In general, research results indicate that the relation between NCEA individual project advisory services and the development of the EIA systems in LMCs is fragile, and depends to a great extent on the institutional context which either hampered or enabled the learning loops in practice. More specific, results in Ghana indicate that key actors do not believe that they learned significantly from NCEA review comments, except for some lessons about project specific aspects related to the construction phase. Results in the Maldives indicate greater learning effects, especially about EIA processes, although many did not evolve due to an impeding context where post-tsunami political games and weak institutional arrangements for EIAs determined failures in practice. Differences in learning between both countries can be explained by the status of the EIA system at the time the EIAs were performed: In Ghana basic system elements –e.g. generic rules, regulations, or EIA institutions– were already in place and key actors did not believe far going adaptation was needed, while in the Maldives basic system elements were lacking and key actors acknowledged that there was a dire need for improvement. Susceptibility and an attitude to learn seemed pivotal: the NCEA comes with the status of an international, independent expert body.
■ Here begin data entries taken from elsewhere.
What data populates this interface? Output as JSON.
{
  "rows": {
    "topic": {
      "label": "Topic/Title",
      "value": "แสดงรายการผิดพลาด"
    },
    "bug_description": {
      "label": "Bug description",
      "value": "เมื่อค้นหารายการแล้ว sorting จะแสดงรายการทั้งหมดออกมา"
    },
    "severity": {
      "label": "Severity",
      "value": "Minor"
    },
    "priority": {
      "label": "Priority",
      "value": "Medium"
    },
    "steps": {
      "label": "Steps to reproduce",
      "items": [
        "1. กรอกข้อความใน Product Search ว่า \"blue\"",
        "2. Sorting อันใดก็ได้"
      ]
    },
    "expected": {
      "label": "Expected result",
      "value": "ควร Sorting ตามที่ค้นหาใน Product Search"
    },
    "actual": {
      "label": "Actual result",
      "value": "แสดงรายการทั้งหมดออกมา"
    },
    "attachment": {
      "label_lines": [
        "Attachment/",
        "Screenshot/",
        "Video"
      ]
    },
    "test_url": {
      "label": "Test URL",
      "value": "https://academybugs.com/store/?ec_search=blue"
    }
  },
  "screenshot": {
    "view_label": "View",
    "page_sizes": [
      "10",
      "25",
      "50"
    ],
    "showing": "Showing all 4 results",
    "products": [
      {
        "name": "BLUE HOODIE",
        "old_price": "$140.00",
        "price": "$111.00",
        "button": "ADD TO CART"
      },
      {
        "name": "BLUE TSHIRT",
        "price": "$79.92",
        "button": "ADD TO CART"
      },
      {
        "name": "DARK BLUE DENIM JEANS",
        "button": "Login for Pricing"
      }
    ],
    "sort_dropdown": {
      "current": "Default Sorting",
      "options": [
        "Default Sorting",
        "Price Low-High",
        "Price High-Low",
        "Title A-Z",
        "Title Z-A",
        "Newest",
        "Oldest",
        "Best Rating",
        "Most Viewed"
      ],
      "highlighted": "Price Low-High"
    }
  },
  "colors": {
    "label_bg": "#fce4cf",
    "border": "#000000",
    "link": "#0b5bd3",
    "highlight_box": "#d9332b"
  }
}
This augments the trust and confidence of the EIA authorities, but does not create a learning environment per se.||